- _Problem description_
Search the entries below for "placeholder". Report each line where it occurs.

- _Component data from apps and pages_

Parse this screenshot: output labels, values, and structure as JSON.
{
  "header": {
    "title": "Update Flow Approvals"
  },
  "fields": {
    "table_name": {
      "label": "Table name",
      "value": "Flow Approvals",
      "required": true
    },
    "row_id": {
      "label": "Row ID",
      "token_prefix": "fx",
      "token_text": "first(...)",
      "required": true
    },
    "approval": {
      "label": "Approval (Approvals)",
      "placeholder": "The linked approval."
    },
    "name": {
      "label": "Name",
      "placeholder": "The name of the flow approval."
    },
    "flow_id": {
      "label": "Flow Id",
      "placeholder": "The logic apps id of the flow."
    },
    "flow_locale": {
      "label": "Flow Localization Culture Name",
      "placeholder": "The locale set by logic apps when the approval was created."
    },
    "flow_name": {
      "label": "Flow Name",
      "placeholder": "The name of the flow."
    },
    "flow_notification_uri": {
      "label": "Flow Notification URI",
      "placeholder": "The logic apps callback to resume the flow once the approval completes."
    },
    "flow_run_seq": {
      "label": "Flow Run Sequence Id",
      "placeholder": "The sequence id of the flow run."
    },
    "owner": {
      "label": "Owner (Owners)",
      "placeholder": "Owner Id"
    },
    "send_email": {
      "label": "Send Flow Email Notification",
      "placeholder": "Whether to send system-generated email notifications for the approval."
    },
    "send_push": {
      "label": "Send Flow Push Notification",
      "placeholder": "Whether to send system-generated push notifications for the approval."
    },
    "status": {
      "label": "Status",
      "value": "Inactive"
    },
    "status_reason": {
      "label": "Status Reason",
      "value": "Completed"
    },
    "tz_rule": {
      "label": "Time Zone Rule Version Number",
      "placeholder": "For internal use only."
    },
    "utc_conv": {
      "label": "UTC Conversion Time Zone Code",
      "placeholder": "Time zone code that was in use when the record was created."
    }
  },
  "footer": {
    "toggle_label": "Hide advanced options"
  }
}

- _Response box_
      "placeholder": "The linked approval."
      "placeholder": "The name of the flow approval."
      "placeholder": "The logic apps id of the flow."
      "placeholder": "The locale set by logic apps when the approval was created."
      "placeholder": "The name of the flow."
      "placeholder": "The logic apps callback to resume the flow once the approval completes."
      "placeholder": "The sequence id of the flow run."
      "placeholder": "Owner Id"
      "placeholder": "Whether to send system-generated email notifications for the approval."
      "placeholder": "Whether to send system-generated push notifications for the approval."
      "placeholder": "For internal use only."
      "placeholder": "Time zone code that was in use when the record was created."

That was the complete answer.